With the pressure building, Henry continued to be accurate. Karthik’s dismissal was the result of immense pressure built by both him and Trent Boult. Henry pitched the ball full outside off, it stopped on Karthik who stabbed at it and the ball flew to point where James Neesham dived to his left and took a stunning one-handed grab. In his first spell of 6-1-18-3, Henry had run through the top order. India’s worst nightmare had come true. With Rohit and Kohli dismissed cheaply, they had no Plan B. Henry had put the match firmly in New Zealand’s grasp and they secured a ticket to Lord’s.
After the match, Henry explained his modus operandi. "We had to ask a lot of questions against that world-class batting line-up. We knew we had to create pressure against that batting line-up but we also knew that this was a difficult wicket to bat on and it was holding up a little bit. We brought ourselves on and if we could create a few early chances, anything could happen," Henry said after he won the Man of the Match award.
Henry’s performance makes him the man of destiny for New Zealand. That too in a semi-final is a feeling of deja-vu. In 2015, Henry was surprisingly omitted from the New Zealand squad for the World Cup after some solid ODI performances in 2014 and 2015 where he took 19 and 17 wickets. However, Adam Milne suffered an injury during the quarterfinal against West Indies and Henry was included. His first game came against South Africa in the semi-final in Auckland.
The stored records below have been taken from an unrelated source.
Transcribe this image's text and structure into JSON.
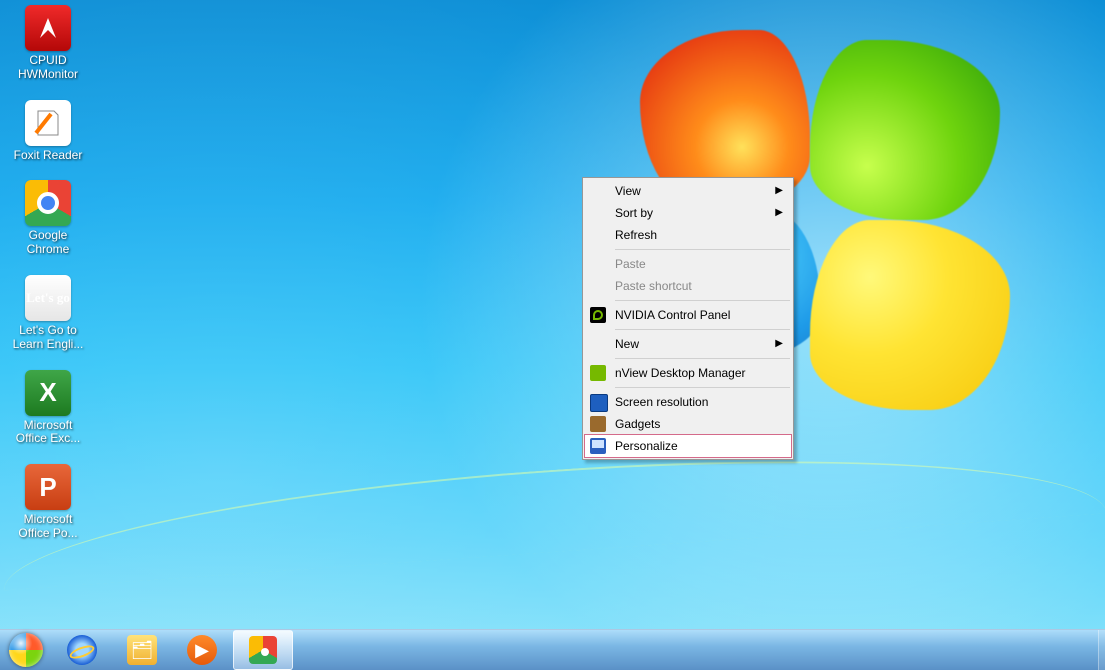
{
  "desktop_icons": [
    {
      "label": "CPUID HWMonitor",
      "icon": "hwmonitor"
    },
    {
      "label": "Foxit Reader",
      "icon": "foxit"
    },
    {
      "label": "Google Chrome",
      "icon": "chrome"
    },
    {
      "label": "Let's Go to Learn Engli...",
      "icon": "letsgo"
    },
    {
      "label": "Microsoft Office Exc...",
      "icon": "excel"
    },
    {
      "label": "Microsoft Office Po...",
      "icon": "ppt"
    }
  ],
  "context_menu": {
    "view": {
      "label": "View",
      "submenu": true
    },
    "sortby": {
      "label": "Sort by",
      "submenu": true
    },
    "refresh": {
      "label": "Refresh"
    },
    "paste": {
      "label": "Paste",
      "disabled": true
    },
    "pastesc": {
      "label": "Paste shortcut",
      "disabled": true
    },
    "nvidia": {
      "label": "NVIDIA Control Panel",
      "icon": "nvidia"
    },
    "new": {
      "label": "New",
      "submenu": true
    },
    "nview": {
      "label": "nView Desktop Manager",
      "icon": "nview"
    },
    "screenres": {
      "label": "Screen resolution",
      "icon": "screen"
    },
    "gadgets": {
      "label": "Gadgets",
      "icon": "gadget"
    },
    "personalize": {
      "label": "Personalize",
      "icon": "personalize",
      "highlighted": true
    }
  },
  "taskbar": {
    "start": "Start",
    "ie": "Internet Explorer",
    "explorer": "Windows Explorer",
    "media": "Windows Media Player",
    "chrome": "Google Chrome"
  }
}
Henry’s first two overs in his first match of the World Cup were maidens and in that high-voltage semi-final, it was simply valuable. Although Henry managed to end with figures of 8-2-40-0, the right-armer, whose action resembles a lot like Shane Bond, had shown that he could handle pressure on the big stage. Four years since Auckland, Henry had shown his mettle on the big stage in Manchester.